If I have to do the weekly shop (which is Mr HB’s job, on the basis that ‘I spend too much’), I like to go first thing – I didn’t during lockdown, of course, as the early hours were a time for vulnerable folk to shop. Driving out the village at 6:20am always feels a little exciting – so much of my life is house and child-bound and yes, I might be awake early, but getting out of the house is another story.
It’s still our first year at the new house, so my spirits rose as I passed a tree in full blossom on the side of the A7. The Japanese have it right with hanami, a tree full of flower is something to take time over, celebrate.
Yesterday was Blossom Watch day. Grateful to be on trend, for a change.
The wind has been what I believe is known as ‘blowing a hooley’ these past two nights. March is coming in like the proverbial lion, roaring through the trees behind the house as we lie cosy in bed.
You say you wonder how much quieter it is on the other side of the street. That it’s like being in bed on a ferry, or with the dehumidifier on.
I say I wouldn’t swap our house with any of the others around here. I couldn’t believe we found a new build with a view of trees over a valley out the back. It was the main thing that made me sure this was the house for us.
The wind pushes itself through the branches. I cover myself up with the duvet and the blanket, and drift off into peaceful sweet sleep.
I walk carefully, through a natural tunnel – one that you could easily miss – fringed with needled branches. Then the space unfolds itself out into the living cathedral of a circular yew tree.
The shouts of the children become half-remembered, as I taste the quiet that lingers in the air here, a flavour of peace. Even bird song is hushed. The silence, or muted noise, as the children duck under branches, disappearing into the network of spreading branches, holds poignancy within a twigged basket.

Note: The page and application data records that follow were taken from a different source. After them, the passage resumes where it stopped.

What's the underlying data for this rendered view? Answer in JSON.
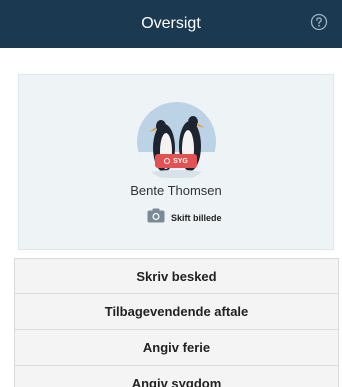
{
  "header": {
    "title": "Oversigt",
    "help_icon": "question-circle-icon",
    "background": "#1b3a52"
  },
  "profile": {
    "name": "Bente Thomsen",
    "status_label": "SYG",
    "status_color": "#e25252",
    "change_photo_label": "Skift billede",
    "camera_icon": "camera-icon"
  },
  "actions": [
    {
      "label": "Skriv besked"
    },
    {
      "label": "Tilbagevendende aftale"
    },
    {
      "label": "Angiv ferie"
    },
    {
      "label": "Angiv sygdom"
    }
  ]
}
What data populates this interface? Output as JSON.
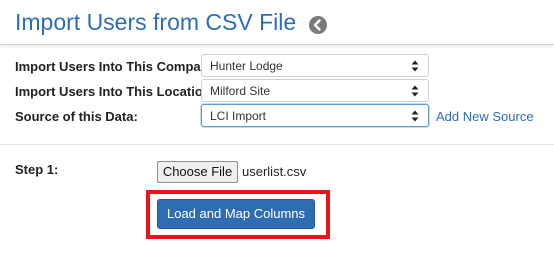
{
  "header": {
    "title": "Import Users from CSV File",
    "back_icon": "chevron-left-circle-icon"
  },
  "form": {
    "company": {
      "label": "Import Users Into This Company:",
      "value": "Hunter Lodge"
    },
    "location": {
      "label": "Import Users Into This Location:",
      "value": "Milford Site"
    },
    "source": {
      "label": "Source of this Data:",
      "value": "LCI Import",
      "add_link": "Add New Source"
    }
  },
  "step1": {
    "label": "Step 1:",
    "choose_file_label": "Choose File",
    "file_name": "userlist.csv",
    "submit_label": "Load and Map Columns"
  },
  "colors": {
    "accent": "#2d6db5",
    "button": "#2f6db3",
    "highlight": "#e8141c"
  }
}
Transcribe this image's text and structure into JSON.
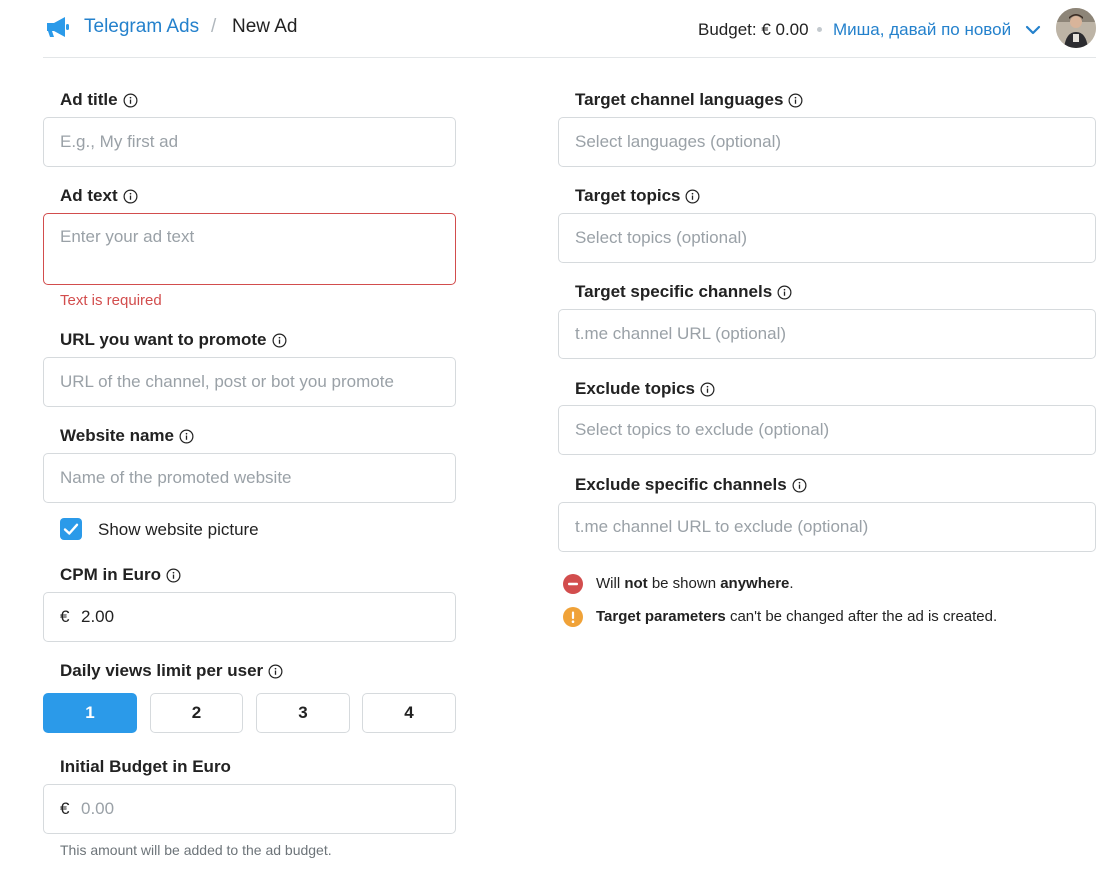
{
  "header": {
    "app_name": "Telegram Ads",
    "separator": "/",
    "current_page": "New Ad",
    "budget": "Budget: € 0.00",
    "account_name": "Миша, давай по новой"
  },
  "left": {
    "ad_title": {
      "label": "Ad title",
      "placeholder": "E.g., My first ad"
    },
    "ad_text": {
      "label": "Ad text",
      "placeholder": "Enter your ad text",
      "error": "Text is required"
    },
    "url": {
      "label": "URL you want to promote",
      "placeholder": "URL of the channel, post or bot you promote"
    },
    "website_name": {
      "label": "Website name",
      "placeholder": "Name of the promoted website"
    },
    "show_picture": {
      "label": "Show website picture",
      "checked": true
    },
    "cpm": {
      "label": "CPM in Euro",
      "currency": "€",
      "value": "2.00"
    },
    "daily_views": {
      "label": "Daily views limit per user",
      "options": [
        "1",
        "2",
        "3",
        "4"
      ],
      "selected": "1"
    },
    "initial_budget": {
      "label": "Initial Budget in Euro",
      "currency": "€",
      "placeholder": "0.00",
      "hint": "This amount will be added to the ad budget."
    }
  },
  "right": {
    "languages": {
      "label": "Target channel languages",
      "placeholder": "Select languages (optional)"
    },
    "topics": {
      "label": "Target topics",
      "placeholder": "Select topics (optional)"
    },
    "channels": {
      "label": "Target specific channels",
      "placeholder": "t.me channel URL (optional)"
    },
    "exclude_topics": {
      "label": "Exclude topics",
      "placeholder": "Select topics to exclude (optional)"
    },
    "exclude_channels": {
      "label": "Exclude specific channels",
      "placeholder": "t.me channel URL to exclude (optional)"
    },
    "notes": {
      "shown_1": "Will ",
      "shown_2": "not",
      "shown_3": " be shown ",
      "shown_4": "anywhere",
      "shown_5": ".",
      "params_1": "Target parameters",
      "params_2": " can't be changed after the ad is created."
    }
  },
  "colors": {
    "accent": "#2481cc",
    "primary_button": "#2b9ae9",
    "error": "#d24d4d",
    "warning": "#f0a238"
  },
  "icons": [
    "megaphone-icon",
    "chevron-down-icon",
    "info-icon",
    "checkmark-icon",
    "minus-circle-icon",
    "exclamation-icon"
  ]
}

I breathe the green and brown smell: fresh growth and old wood. As I move through filtered light, drawn as always to touch the rough bark of the largest trunk, feeling this wood of a thousand years, a million needles cast off under my feet. An indoor outdoors.
Calm replaces my busy, and I am at peace.